Shipbuilding companies face tough future
This is the 11th in a 12-part series of “The Korea Times ? the Boston Consulting Group (BCG) Joint Project” designed to identify new realities in the post-crisis world and provide winning strategies for leading Korean firms in 11 key industries. In cooperation with BCG, The Korea Times will look into a wide variety of issues both in the global economy and major indstries. ― ED.
By Kim Tae-gyu
In the 2000s, the shipbuilding business was a cash cow for Korea Inc., which accommodates many of the
world's foremost players ― Samsung Heavy Industries, Hyundai Heavy Industries, STX Heavy Industries and Daewoo Shipbuilding & Marine Engineering.
However, the flourishing segment was hit hard by the global financial distress, which dented the economy in unprecedented ways ― yearly orders of new ships shrank to about 600 in 2009 from 5,000 in 2007.
Although the aforementioned shipyards have recovered this year in line with the stabilizing economy both at home and abroad, observers point out that they will face difficult times down the road.
``The shipbuilding industry bottomed out in terms of share prices and new orders. But that does not mean an instant return to the good old days before the financial crisis,'' Korea Investment & Securities analyst Yang Jeong-dong said.
``In the 2000s, up to 2,400 vessels were demanded on average per annum with the figure peaking at 5,000 in 2007. But the number plummeted to approximately 600 in 2009 and is not likely to rebound dramatically to more than 2,000 any time soon.''
Yang said that the London-based Clarkson Research's Newbuilding Price Index also supports his prediction as the index still struggles in the neighborhood of 140 from as high as 190 during the summer of 2008.
He said that even the recent rise of new orders, up 40 percent from last year, has failed to jack up the index.
Daishin Securities researcher Feynman Jeon concurs.
``One thing is certain that the worst is behind us. But we cannot be complacent.

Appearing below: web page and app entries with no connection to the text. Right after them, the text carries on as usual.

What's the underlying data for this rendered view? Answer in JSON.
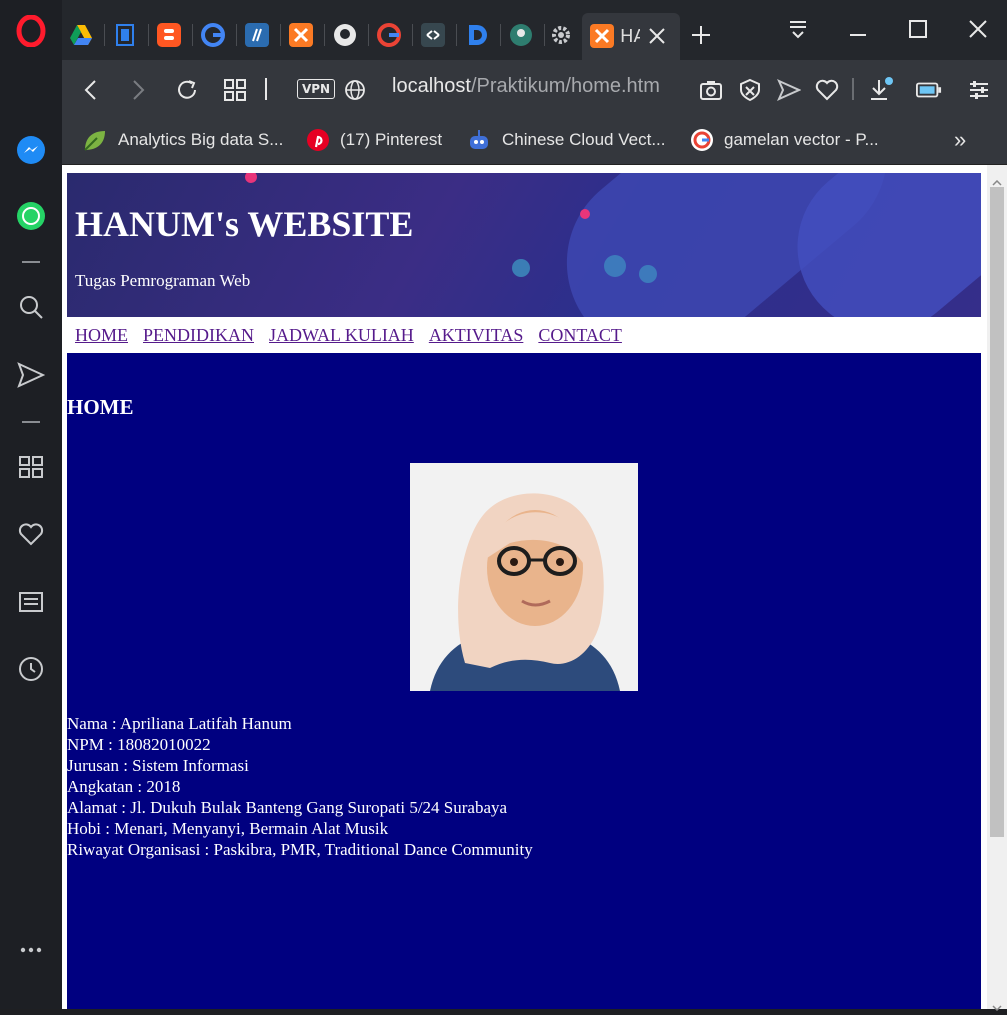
{
  "browser": {
    "active_tab_title": "HA",
    "url_host": "localhost",
    "url_path": "/Praktikum/home.htm",
    "vpn_label": "VPN",
    "bookmarks": [
      {
        "label": "Analytics Big data S...",
        "icon": "leaf-icon"
      },
      {
        "label": "(17) Pinterest",
        "icon": "pinterest-icon"
      },
      {
        "label": "Chinese Cloud Vect...",
        "icon": "robot-icon"
      },
      {
        "label": "gamelan vector - P...",
        "icon": "google-icon"
      }
    ],
    "more_label": "»"
  },
  "site": {
    "title": "HANUM's WEBSITE",
    "subtitle": "Tugas Pemrograman Web",
    "nav": [
      "HOME",
      "PENDIDIKAN",
      "JADWAL KULIAH",
      "AKTIVITAS",
      "CONTACT"
    ],
    "section_title": "HOME",
    "profile": [
      "Nama : Apriliana Latifah Hanum",
      "NPM : 18082010022",
      "Jurusan : Sistem Informasi",
      "Angkatan : 2018",
      "Alamat : Jl. Dukuh Bulak Banteng Gang Suropati 5/24 Surabaya",
      "Hobi : Menari, Menyanyi, Bermain Alat Musik",
      "Riwayat Organisasi : Paskibra, PMR, Traditional Dance Community"
    ]
  },
  "colors": {
    "main_bg": "#000080",
    "link": "#551a8b"
  }
}
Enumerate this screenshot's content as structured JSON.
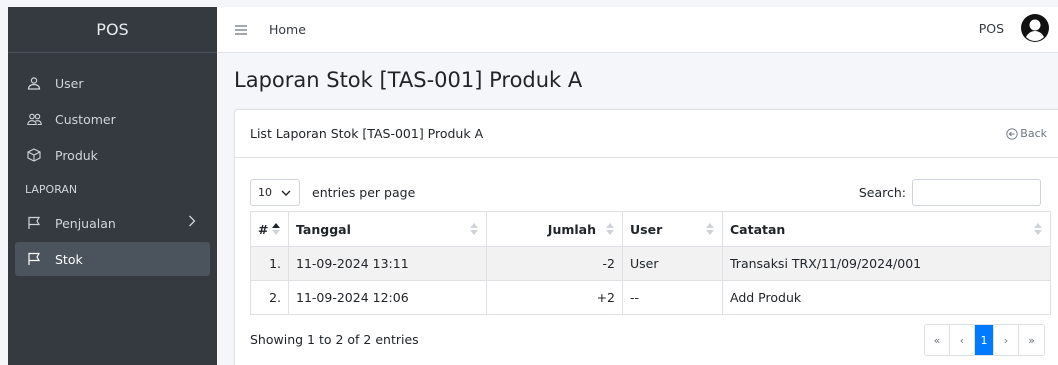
{
  "sidebar": {
    "brand": "POS",
    "items": [
      {
        "label": "User",
        "icon": "user-icon"
      },
      {
        "label": "Customer",
        "icon": "users-icon"
      },
      {
        "label": "Produk",
        "icon": "box-icon"
      }
    ],
    "section_header": "LAPORAN",
    "report_items": [
      {
        "label": "Penjualan",
        "icon": "flag-icon",
        "has_children": true
      },
      {
        "label": "Stok",
        "icon": "flag-icon",
        "active": true
      }
    ]
  },
  "topbar": {
    "home": "Home",
    "app_label": "POS"
  },
  "page": {
    "title": "Laporan Stok [TAS-001] Produk A"
  },
  "card": {
    "title": "List Laporan Stok [TAS-001] Produk A",
    "back": "Back"
  },
  "table_controls": {
    "length_value": "10",
    "length_label": "entries per page",
    "search_label": "Search:",
    "search_value": ""
  },
  "table": {
    "columns": [
      "#",
      "Tanggal",
      "Jumlah",
      "User",
      "Catatan"
    ],
    "rows": [
      {
        "no": "1.",
        "tanggal": "11-09-2024 13:11",
        "jumlah": "-2",
        "user": "User",
        "catatan": "Transaksi TRX/11/09/2024/001"
      },
      {
        "no": "2.",
        "tanggal": "11-09-2024 12:06",
        "jumlah": "+2",
        "user": "--",
        "catatan": "Add Produk"
      }
    ]
  },
  "footer": {
    "info": "Showing 1 to 2 of 2 entries",
    "pagination": {
      "first": "«",
      "prev": "‹",
      "current": "1",
      "next": "›",
      "last": "»"
    }
  },
  "colors": {
    "sidebar_bg": "#343a40",
    "active_item_bg": "#4b545c",
    "primary": "#007bff",
    "striped_row": "#f2f2f2"
  }
}
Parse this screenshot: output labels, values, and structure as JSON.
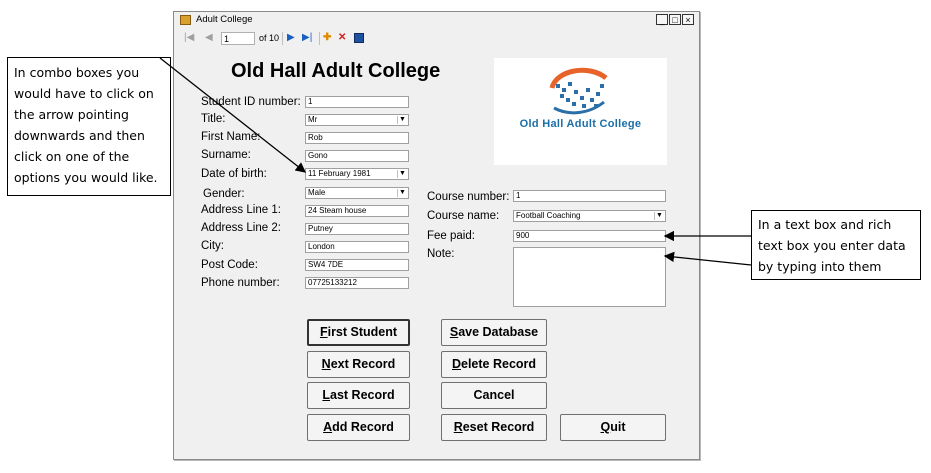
{
  "window": {
    "title": "Adult College",
    "controls": {
      "minimize": "_",
      "maximize": "□",
      "close": "×"
    }
  },
  "navigator": {
    "position": "1",
    "count_label": "of 10",
    "icons": [
      "move-first-icon",
      "move-previous-icon",
      "move-next-icon",
      "move-last-icon",
      "add-new-icon",
      "delete-icon",
      "save-icon"
    ]
  },
  "heading": "Old Hall Adult College",
  "logo_text": "Old Hall Adult College",
  "student": {
    "id_label": "Student ID number:",
    "id_value": "1",
    "title_label": "Title:",
    "title_value": "Mr",
    "first_name_label": "First Name:",
    "first_name_value": "Rob",
    "surname_label": "Surname:",
    "surname_value": "Gono",
    "dob_label": "Date of birth:",
    "dob_value": "11  February  1981",
    "gender_label": "Gender:",
    "gender_value": "Male",
    "address1_label": "Address Line 1:",
    "address1_value": "24 Steam house",
    "address2_label": "Address Line 2:",
    "address2_value": "Putney",
    "city_label": "City:",
    "city_value": "London",
    "postcode_label": "Post Code:",
    "postcode_value": "SW4  7DE",
    "phone_label": "Phone number:",
    "phone_value": "07725133212"
  },
  "course": {
    "number_label": "Course number:",
    "number_value": "1",
    "name_label": "Course name:",
    "name_value": "Football Coaching",
    "fee_label": "Fee paid:",
    "fee_value": "900",
    "note_label": "Note:",
    "note_value": ""
  },
  "buttons": {
    "first_student": {
      "mnemonic": "F",
      "rest": "irst Student"
    },
    "next_record": {
      "mnemonic": "N",
      "rest": "ext Record"
    },
    "last_record": {
      "mnemonic": "L",
      "rest": "ast Record"
    },
    "add_record": {
      "mnemonic": "A",
      "rest": "dd Record"
    },
    "save_database": {
      "mnemonic": "S",
      "rest": "ave Database"
    },
    "delete_record": {
      "mnemonic": "D",
      "rest": "elete Record"
    },
    "cancel": "Cancel",
    "reset_record": {
      "mnemonic": "R",
      "rest": "eset Record"
    },
    "quit": {
      "mnemonic": "Q",
      "rest": "uit"
    }
  },
  "callouts": {
    "left": "In combo boxes you would have to click on the arrow pointing downwards and then click on one of the options you would like.",
    "right": "In a text box and rich text box you enter data by typing into them"
  },
  "colors": {
    "window_bg": "#f0f0f0",
    "logo_text": "#1a6fa8",
    "logo_swoosh": "#e8632a",
    "logo_dots": "#2a6fa8"
  }
}
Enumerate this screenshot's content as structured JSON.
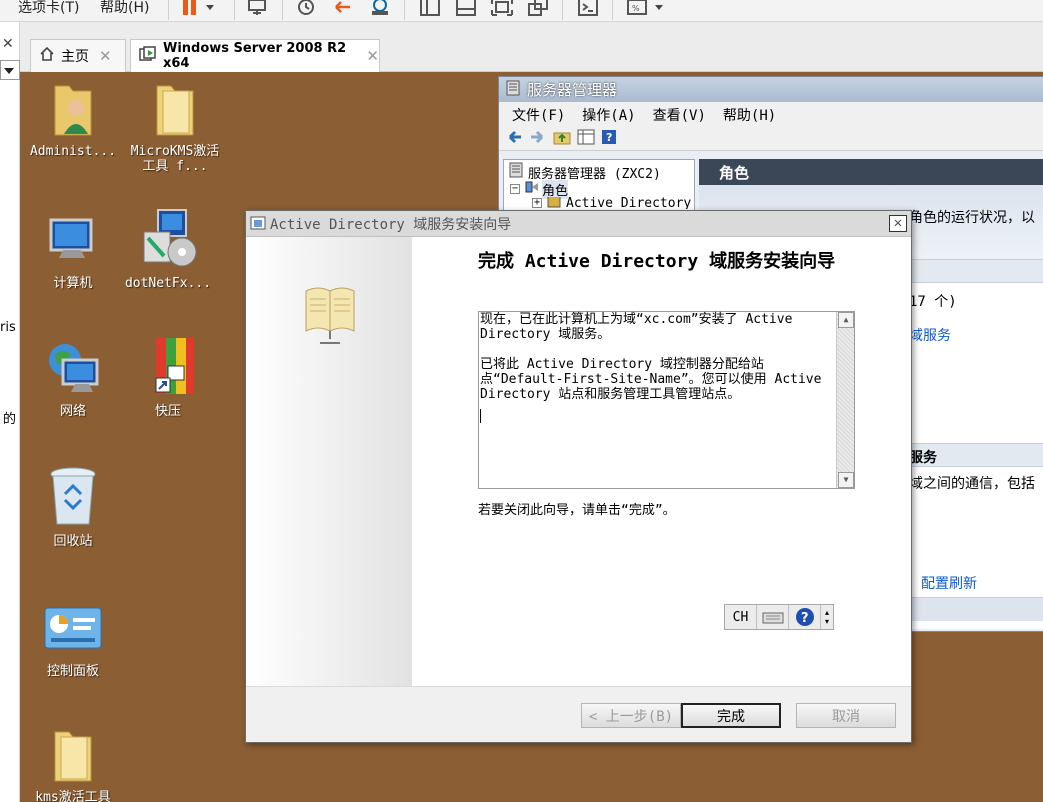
{
  "vmware": {
    "menu": {
      "tabs_label": "选项卡(T)",
      "help_label": "帮助(H)"
    },
    "icons": [
      "pause-icon",
      "send-keys-icon",
      "snapshot-icon",
      "revert-icon",
      "manage-snapshots-icon",
      "sidebar-icon",
      "single-view-icon",
      "fullscreen-icon",
      "unity-icon",
      "console-icon",
      "zoom-icon"
    ]
  },
  "tabs": [
    {
      "label": "主页",
      "icon": "home-icon"
    },
    {
      "label": "Windows Server 2008 R2 x64",
      "icon": "vm-icon"
    }
  ],
  "left_strip": {
    "fragment_1": "ris",
    "fragment_2": "的"
  },
  "desktop_icons": [
    {
      "label": "Administ...",
      "icon": "user-folder-icon"
    },
    {
      "label": "MicroKMS激活工具 f...",
      "icon": "folder-icon"
    },
    {
      "label": "计算机",
      "icon": "computer-icon"
    },
    {
      "label": "dotNetFx...",
      "icon": "installer-icon"
    },
    {
      "label": "网络",
      "icon": "network-icon"
    },
    {
      "label": "快压",
      "icon": "archive-icon"
    },
    {
      "label": "回收站",
      "icon": "recycle-bin-icon"
    },
    {
      "label": "控制面板",
      "icon": "control-panel-icon"
    },
    {
      "label": "kms激活工具",
      "icon": "folder-icon"
    }
  ],
  "server_manager": {
    "title": "服务器管理器",
    "menu": [
      "文件(F)",
      "操作(A)",
      "查看(V)",
      "帮助(H)"
    ],
    "tree": {
      "root": "服务器管理器 (ZXC2)",
      "roles": "角色",
      "ad_node": "Active Directory"
    },
    "right": {
      "header": "角色",
      "line1": "角色的运行状况，以",
      "line2": "17 个)",
      "line3": "域服务",
      "section2": "服务",
      "line4": "域之间的通信，包括",
      "refresh": "配置刷新"
    }
  },
  "wizard": {
    "title": "Active Directory 域服务安装向导",
    "heading": "完成 Active Directory 域服务安装向导",
    "summary_p1": "现在，已在此计算机上为域“xc.com”安装了 Active Directory 域服务。",
    "summary_p2": "已将此 Active Directory 域控制器分配给站点“Default-First-Site-Name”。您可以使用 Active Directory 站点和服务管理工具管理站点。",
    "footer": "若要关闭此向导，请单击“完成”。",
    "langbar": {
      "lang": "CH"
    },
    "buttons": {
      "back": "< 上一步(B)",
      "finish": "完成",
      "cancel": "取消"
    }
  },
  "colors": {
    "desktop": "#8b5e34",
    "accent_blue": "#0b5bd3"
  }
}
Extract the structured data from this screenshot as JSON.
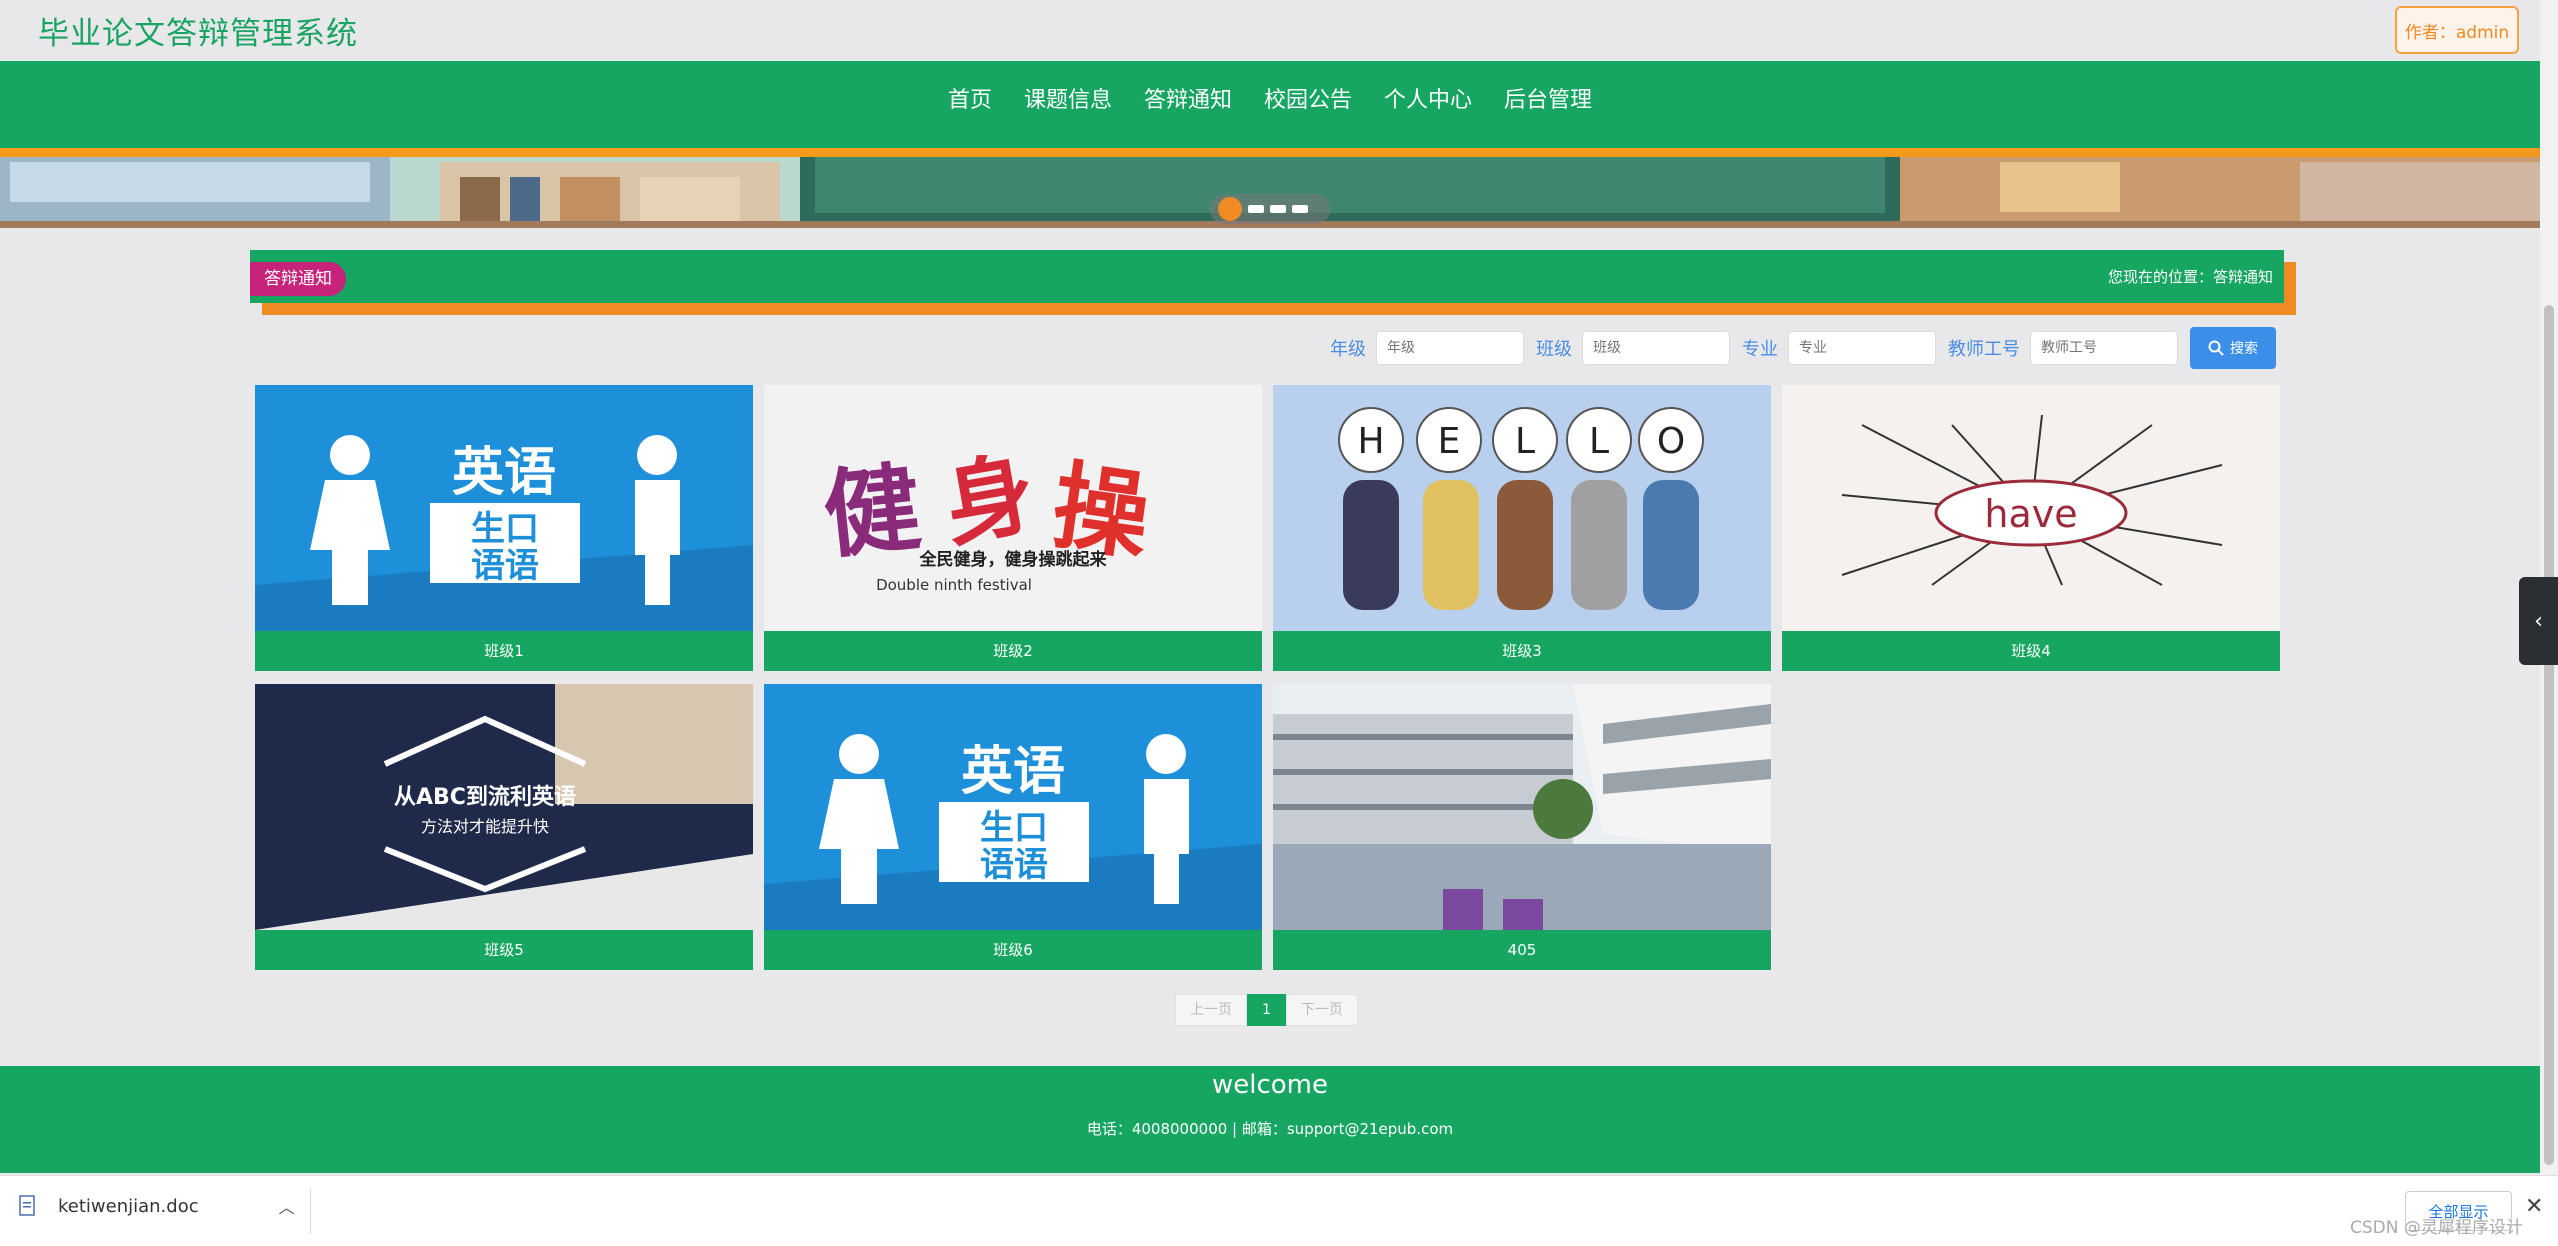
{
  "header": {
    "title": "毕业论文答辩管理系统",
    "author_label": "作者：admin"
  },
  "nav": {
    "items": [
      "首页",
      "课题信息",
      "答辩通知",
      "校园公告",
      "个人中心",
      "后台管理"
    ]
  },
  "section": {
    "tag": "答辩通知",
    "breadcrumb": "您现在的位置：答辩通知"
  },
  "search": {
    "fields": [
      {
        "label": "年级",
        "placeholder": "年级"
      },
      {
        "label": "班级",
        "placeholder": "班级"
      },
      {
        "label": "专业",
        "placeholder": "专业"
      },
      {
        "label": "教师工号",
        "placeholder": "教师工号"
      }
    ],
    "button": "搜索"
  },
  "cards": [
    {
      "caption": "班级1",
      "image": "英语 生口 语语"
    },
    {
      "caption": "班级2",
      "image": "健身操 全民健身，健身操跳起来 Double ninth festival"
    },
    {
      "caption": "班级3",
      "image": "H E L L O"
    },
    {
      "caption": "班级4",
      "image": "have"
    },
    {
      "caption": "班级5",
      "image": "从ABC到流利英语 方法对才能提升快"
    },
    {
      "caption": "班级6",
      "image": "英语 生口 语语"
    },
    {
      "caption": "405",
      "image": "campus building"
    }
  ],
  "pager": {
    "prev": "上一页",
    "current": "1",
    "next": "下一页"
  },
  "footer": {
    "title": "welcome",
    "info": "电话：4008000000 | 邮箱：support@21epub.com"
  },
  "download": {
    "filename": "ketiwenjian.doc",
    "show_all": "全部显示"
  },
  "watermark": "CSDN @灵犀程序设计",
  "colors": {
    "primary": "#16a661",
    "accent": "#f08a23",
    "tag": "#c7237b",
    "link": "#4a8ee3"
  }
}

The mid-2000s boom was boosted by the replacement demand for dilapidated ships and the rising volume of cargo. The former was met in the 2000s by and large, and the latter headed down during the recent recession. Hence, shipyards received a double blow during the financial crisis,'' Jeon said.
``The latter shows signs of rising of late but the former will not come to the fore in the near future because wear and tear does not cause ships to become worn out overnight. Accordingly, the resumption of overall demand will be limited.''
China ready to surpass Korea
Another big issue lingering in the industry is the rapid rise of China, which is expected to nudge past Korea to take the lead in the global shipbuilding business by around 2020.
``It is a matter of when not whether China will outrun Korea, which caught up with Japan to soar to supremacy decades ago. The consensus is that China will be the No. 1 country sometime by 2020,'' Woori Investment & Securities analyst Martin Song said.
``Korean companies are also well aware of that consensus. Subsequently, they have put forth efforts to maintain their competitiveness in a variety of ways.''
Korea Investment & Securities said that China already outstripped Korea last year in terms of new orders ― the world's most populous nation took 44 percent of the market against Korea's 41 percent.
Jeon at Daishin points out shipyards of Asia's fourth-largest economy has no choice but to expand their business horizons to non-shipbuilding sectors in order to stay afloat.
``Domestic entities have been forced to develop a competitive edge in building highly-valued special vessels ― a sector where it would take time for their Chinese rivals to be able to compete in the global scene,'' Jeon said.
``In addition, they don't have the luxury not to diversify their business portfolio in a world where Chinese shipbuilders are carving out the largest portion of the market. Our firms are now making forays into the offshore plant or renewable energy sectors with good reason.''